Security Dialogue aims to combine cutting-edge advances in theory with new empirical findings across a range of fields relevant to the study of security. Security Dialogue provides an outlet for new approaches and methodologies from disciplines such as gender studies, political sociology, political economy, political theory, international relations, religious studies, visual arts, anthropology, psychoanalysis and political philosophy. Security Dialogue encourages innovative analyses that challenge traditional readings of, inter alia, subjectivity, gender, identity, the individual, the social, the international, the economical, citizenship, health and biopolitics, risk, information technology, globalisation, migration and transnationalism, terrorism, crime, and media.
Settler Colonial Studies
Settler Colonial Studies seeks to address the theoretical and practical aspects and implications of settler colonialism in the past and in the present. The journal was established to respond to a growing demand for reflection and critical scholarship on settler colonialism as a distinct social and historical formation. It is multidisciplinary and interdisciplinary by nature, encouraging submissions from multiple different academic disciplines, including, but not limited to, history, literature, Indigenous studies, area- and cultural studies, archaeology, anthropology, environmental humanities, genocide studies, and memory studies.

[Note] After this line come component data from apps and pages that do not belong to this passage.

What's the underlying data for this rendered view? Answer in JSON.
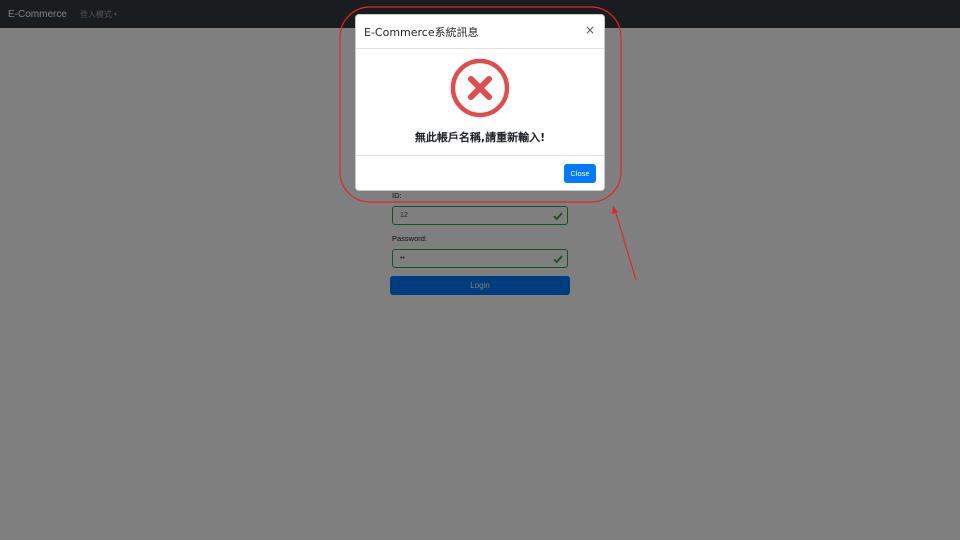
{
  "navbar": {
    "brand": "E-Commerce",
    "dropdown_label": "登入模式",
    "caret": "▾"
  },
  "login": {
    "id_label": "ID:",
    "id_value": "12",
    "password_label": "Password:",
    "password_value": "••",
    "login_label": "Login"
  },
  "modal": {
    "title": "E-Commerce系統訊息",
    "close_symbol": "×",
    "message": "無此帳戶名稱,請重新輸入!",
    "close_label": "Close"
  },
  "colors": {
    "navbar": "#343a40",
    "primary": "#007bff",
    "success": "#28a745",
    "error": "#e04c4c",
    "annotation": "#e52424"
  },
  "icons": {
    "error": "error-x-circle-icon",
    "valid": "check-icon"
  }
}
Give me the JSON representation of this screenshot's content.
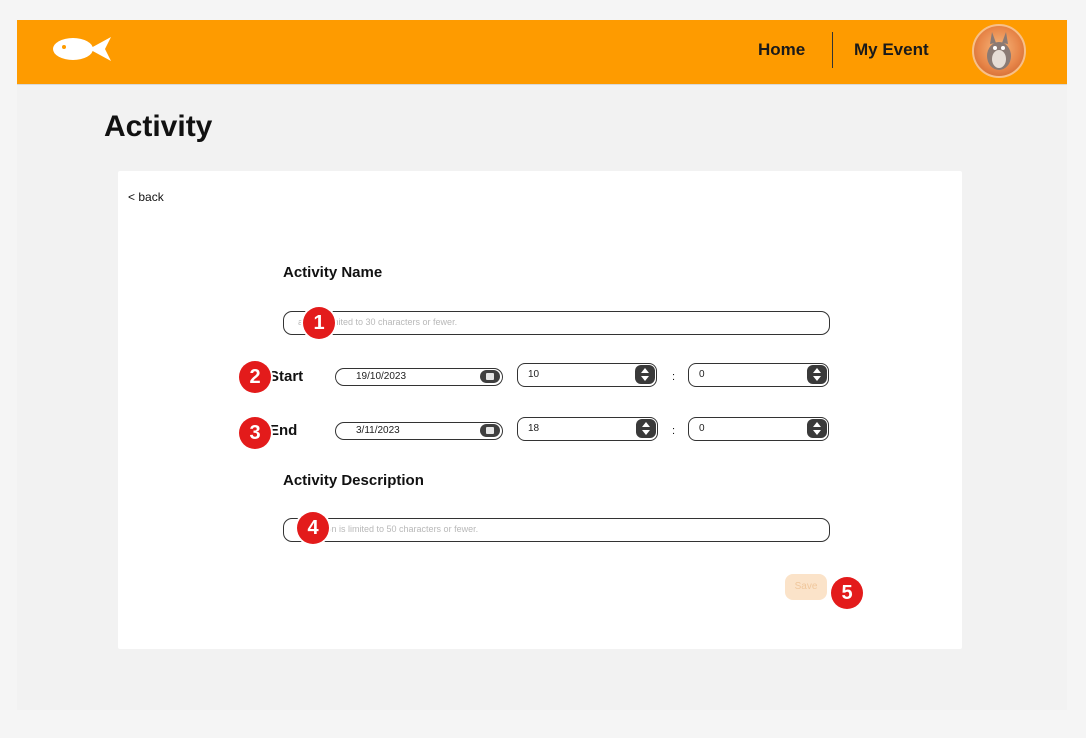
{
  "nav": {
    "home": "Home",
    "my_event": "My Event"
  },
  "page": {
    "title": "Activity"
  },
  "form": {
    "back": "< back",
    "name_label": "Activity Name",
    "name_placeholder": "Activity name is limited to 30 characters or fewer.",
    "name_visible_placeholder": "ame is limited to 30 characters or fewer.",
    "start_label": "Start",
    "start_date": "19/10/2023",
    "start_hour": "10",
    "start_minute": "0",
    "end_label": "End",
    "end_date": "3/11/2023",
    "end_hour": "18",
    "end_minute": "0",
    "time_separator": ":",
    "description_label": "Activity Description",
    "description_placeholder": "Description is limited to 50 characters or fewer.",
    "description_visible_placeholder": "escription is limited to 50 characters or fewer.",
    "save": "Save"
  },
  "annotations": [
    "1",
    "2",
    "3",
    "4",
    "5"
  ],
  "colors": {
    "header": "#fe9b00",
    "badge": "#e31b1b",
    "save_disabled_bg": "#fbe3c9"
  },
  "icons": [
    "fish-logo-icon",
    "calendar-icon",
    "spinner-arrows-icon",
    "user-avatar"
  ]
}
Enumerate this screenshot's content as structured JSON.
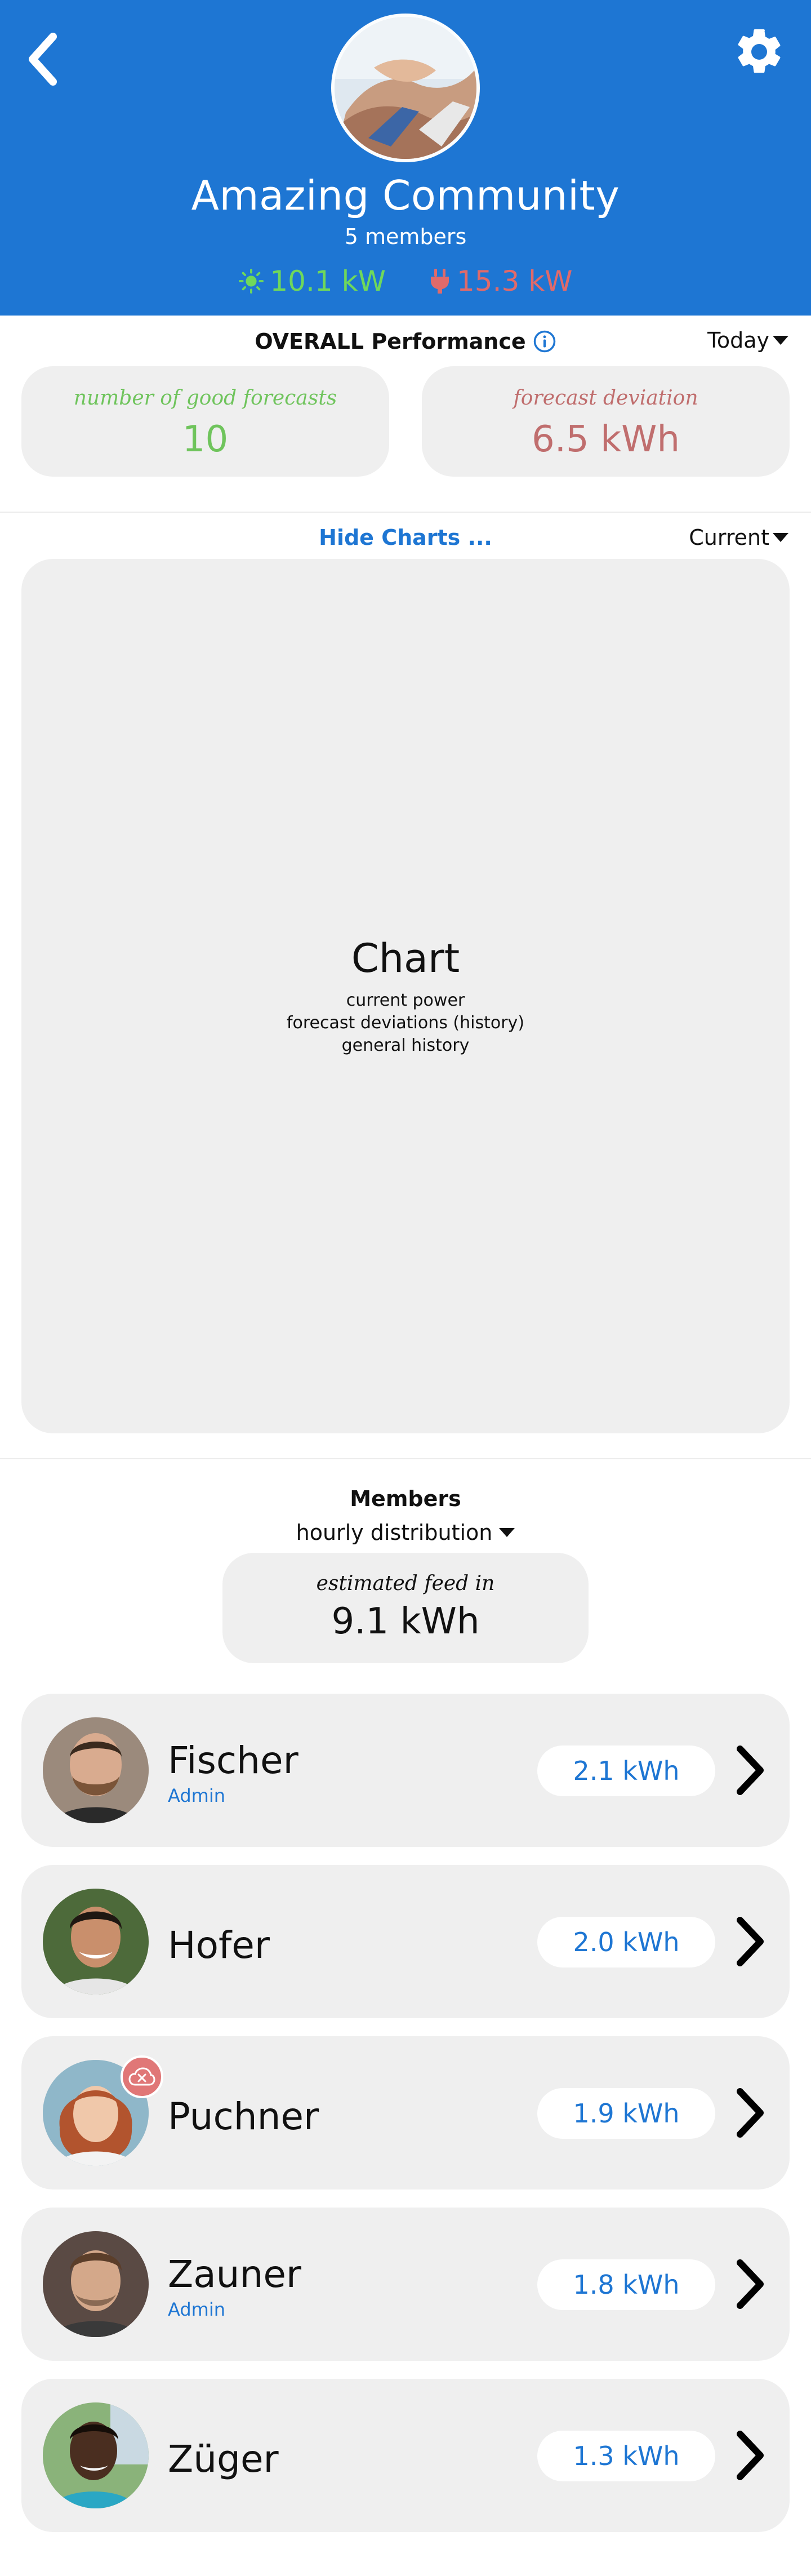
{
  "header": {
    "title": "Amazing Community",
    "members_count": "5 members",
    "production": "10.1 kW",
    "consumption": "15.3 kW",
    "brand_color": "#1e76d3"
  },
  "performance": {
    "heading": "OVERALL Performance",
    "period": "Today",
    "cards": [
      {
        "caption": "number of good forecasts",
        "value": "10"
      },
      {
        "caption": "forecast deviation",
        "value": "6.5 kWh"
      }
    ]
  },
  "charts": {
    "toggle_label": "Hide Charts ...",
    "view": "Current",
    "placeholder_title": "Chart",
    "placeholder_lines": [
      "current power",
      "forecast deviations (history)",
      "general history"
    ]
  },
  "members": {
    "heading": "Members",
    "distribution": "hourly distribution",
    "feed": {
      "caption": "estimated feed in",
      "value": "9.1 kWh"
    },
    "list": [
      {
        "name": "Fischer",
        "role": "Admin",
        "value": "2.1 kWh"
      },
      {
        "name": "Hofer",
        "role": "",
        "value": "2.0 kWh"
      },
      {
        "name": "Puchner",
        "role": "",
        "value": "1.9 kWh"
      },
      {
        "name": "Zauner",
        "role": "Admin",
        "value": "1.8 kWh"
      },
      {
        "name": "Züger",
        "role": "",
        "value": "1.3 kWh"
      }
    ]
  }
}
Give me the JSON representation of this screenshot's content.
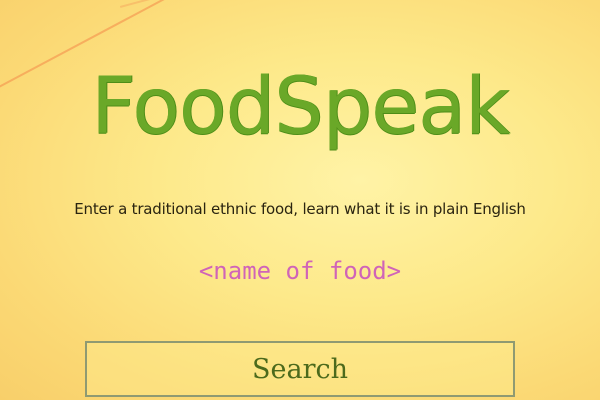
{
  "app": {
    "title": "FoodSpeak",
    "tagline": "Enter a traditional ethnic food, learn what it is in plain English"
  },
  "search": {
    "placeholder": "<name of food>",
    "value": "",
    "button_label": "Search"
  },
  "colors": {
    "background": "#fde98a",
    "title": "#6aa828",
    "placeholder": "#d064b8",
    "button_text": "#4c6a1c",
    "button_border": "#8f9a72"
  }
}
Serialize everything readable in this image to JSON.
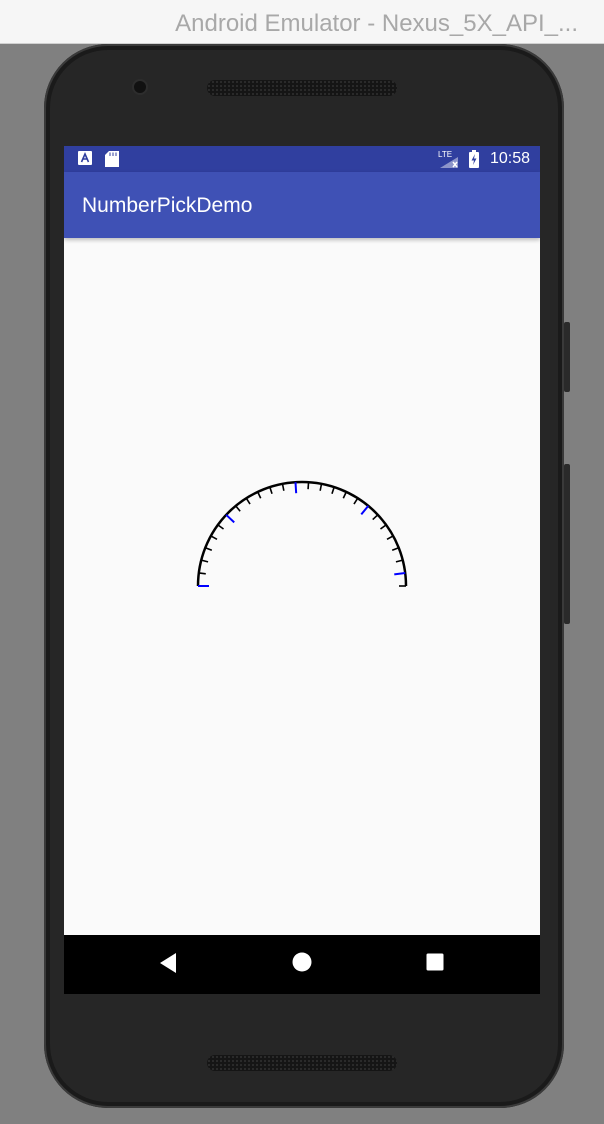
{
  "window": {
    "title": "Android Emulator - Nexus_5X_API_..."
  },
  "status_bar": {
    "time": "10:58",
    "network_label": "LTE",
    "icons": [
      "a-notification-icon",
      "sd-card-icon",
      "lte-signal-icon",
      "battery-charging-icon"
    ]
  },
  "app_bar": {
    "title": "NumberPickDemo"
  },
  "gauge": {
    "start_angle_deg": 180,
    "end_angle_deg": 0,
    "major_tick_count": 5,
    "minor_tick_count": 25,
    "arc_color": "#000000",
    "major_tick_color": "#0000ff",
    "minor_tick_color": "#000000"
  },
  "nav_bar": {
    "buttons": [
      "back-icon",
      "home-icon",
      "recents-icon"
    ]
  },
  "colors": {
    "status_bar": "#303f9f",
    "app_bar": "#3f51b5",
    "screen_bg": "#fafafa",
    "nav_bar": "#000000"
  }
}
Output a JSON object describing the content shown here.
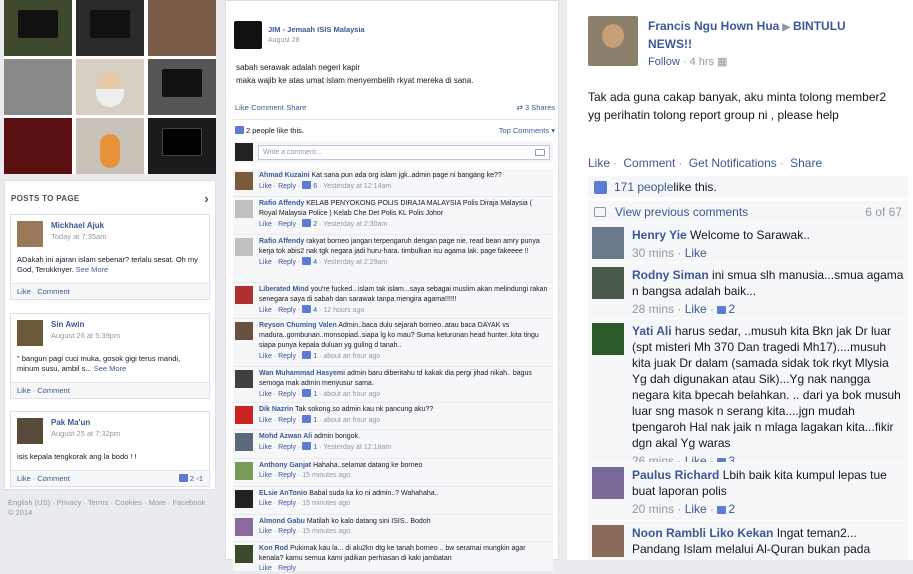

Social Alternatives is an independent, quarterly refereed journal which aims to promote public debate, commentary and dialogue about contemporary social, political, economic and environmental issues. Social Alternatives analyses, critiques, and reviews contemporary social issues and problems. The journal seeks to generate insight, knowledge, and understanding of our contemporary circumstances in order to determine local, national, and global implications. We are committed to the principles of social justice and to creating spaces of dialogue intended to stimulate social alternatives to current conditions. Social Alternatives values the capacity of intellectual and artistic endeavour to prompt imaginative solutions and alternatives and publishes refereed articles, review essays, commentaries and book reviews as well as short stories, poems, images and cartoons. The journal has grappled with matters of contemporary concern for three decades, publishing articles and themed issues on topics such as: peace and conflict, racism, Indigenous rights, social justice, human rights, inequality and the environment.
Social Identities: Journal for the Study of Race, Nation and Culture
Recent years have witnessed considerable worldwide changes concerning social identities such as race, nation and ethnicity, as well as the emergence of new forms of racism and nationalism as discriminatory exclusions. Social Identities aims to furnish an interdisciplinary and international focal point for theorizing issues at the interface of social identities. The journal is especially concerned to address these issues in the context of the transforming political economies and cultures of postmodern and postcolonial conditions. Social Identities is intended as a forum for contesting ideas and debates concerning the formations of, and transformations in, socially significant identities, their attendant forms of material exclusion and power, as well as the political and cultural possibilities opened up by these identifications.
Studies in Conflict & Terrorism
Studies in Conflict and Terrorism aims to cast new light on the origins and implications of conflict in the 21st Century and to illuminate new approaches and solutions to countering the growth and escalation of contemporary sub-state violence. The journal is specifically oriented to both practitioner and scholarly audiences and is thus meant to bridge the divide between theory and practice. Studies in Conflict and Terrorism thus seeks to publish theoretical and empirical studies that contribute to a better understanding of the causes of terrorism and insurgency as well as the measures required to achieve their resolution. The journal addresses security challenges fuelled by religious and nationalist strife, moribund peace processes, disputes over natural resources, and transnational organized crime.
Terrorism and Political Violence
Terrorism and Political Violence advances scholarship on a broad range of issues associated with terrorism and political violence, including subjects such as: the political meaning of terrorist activity, violence by rebels and by states, the links between political violence and organized crime, protest, rebellion, revolution, the influence of social networks, and the impact on human rights. The journal draws upon many disciplines and theoretical perspectives as well as comparative approaches to provide some of the most groundbreaking work in a field that has hitherto lacked rigour. Terrorism and Political Violence features symposia and edited volumes to cover an important topic in depth. Subjects have included: terrorism and public policy; religion and violence; political parties and terrorism; technology and terrorism; and right-wing terrorism. The journal is essential reading for all academics, decision-makers, and security specialists concerned with understanding political violence.